Perth: Oil slipped towards $37 a barrel on Tuesday, extending its near 8% overnight loss, as investors grew more pessimistic about energy demand on predictions that the world economy will slow down sharply.
Worsening recessionary signs forced investors to flee risky assets such as commodities and take refuge in the safe haven of US Treasury bonds on Monday, while Asian shares fell on concerns about the United States sinking further into recession.
US light crude for February delivery fell 34 cents to $37.25 a barrel, adding to overnight losses of $3.24. London Brent crude rose 11 cents to $43.02.
“It’s generally a very negative tone out there and there is a lot of pessimism on oil demand in the near term,” Toby Hassall, chief analyst at Commodity Warrants Australia in Sydney.
Slumping fuel demand due to the global recession sent oil prices down 54% last year, and crude is now off more than $100 from its record peak above $147 a barrel last July.
Top central bankers said on Monday the global economy will slow down sharply in 2009 as industrialised economies contracted, while latest data from the Organisation for Economic Cooperation and Development (OECD) showed that the world’s major and emerging economies were heading towards a “deep slowdown”.
Analysts said the resumption of Russian gas supplies to Europe, a key factor which has helped oil’s rally at the start of the year, was dampening crude oil’s rise.
Russian Prime Minister Vladimir Putin ordered the resumption of gas supplies via Ukraine to Europe on Tuesday after signing a deal with Kiev on monitoring gas flows, six days after a Russian-Ukrainian price row cut deliveries in freezing temperatures.
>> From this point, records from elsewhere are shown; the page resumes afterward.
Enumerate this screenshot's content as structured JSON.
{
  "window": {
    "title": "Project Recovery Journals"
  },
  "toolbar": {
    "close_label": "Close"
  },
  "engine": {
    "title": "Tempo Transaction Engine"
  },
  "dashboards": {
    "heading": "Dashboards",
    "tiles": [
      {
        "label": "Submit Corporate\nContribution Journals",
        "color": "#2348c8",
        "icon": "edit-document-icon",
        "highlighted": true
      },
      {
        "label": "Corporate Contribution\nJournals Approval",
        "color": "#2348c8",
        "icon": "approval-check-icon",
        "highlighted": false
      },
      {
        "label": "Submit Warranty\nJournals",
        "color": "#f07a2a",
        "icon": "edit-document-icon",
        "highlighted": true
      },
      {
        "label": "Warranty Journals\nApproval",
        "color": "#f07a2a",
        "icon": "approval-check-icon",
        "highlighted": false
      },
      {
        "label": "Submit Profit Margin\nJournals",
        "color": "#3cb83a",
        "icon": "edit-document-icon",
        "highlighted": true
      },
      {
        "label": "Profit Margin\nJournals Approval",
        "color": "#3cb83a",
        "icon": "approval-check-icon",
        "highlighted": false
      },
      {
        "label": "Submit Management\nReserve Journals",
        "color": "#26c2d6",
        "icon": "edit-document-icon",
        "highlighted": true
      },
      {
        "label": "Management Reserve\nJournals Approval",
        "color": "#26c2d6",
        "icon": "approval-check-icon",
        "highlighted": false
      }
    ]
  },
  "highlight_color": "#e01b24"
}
A rally by the dollar against the euro also put downward pressure on oil prices, analysts said. The US dollar was slightly off a one-month high touched the previous day versus the euro amid expectations the European Central Bank will cut interest rates this week.
Oil prices are falling despite news that Opec members may cut production further and that heating oil demand in top consumer the United States will climb above average this week due to cold weather.
In yet another sign that energy consumption in United States had slumped, a preliminary Reuters poll ahead of Wednesday’s US government inventory data forecast crude stocks to rise for the third consecutive session by 2.2 million barrels last week, with stocks of refined product also increasing.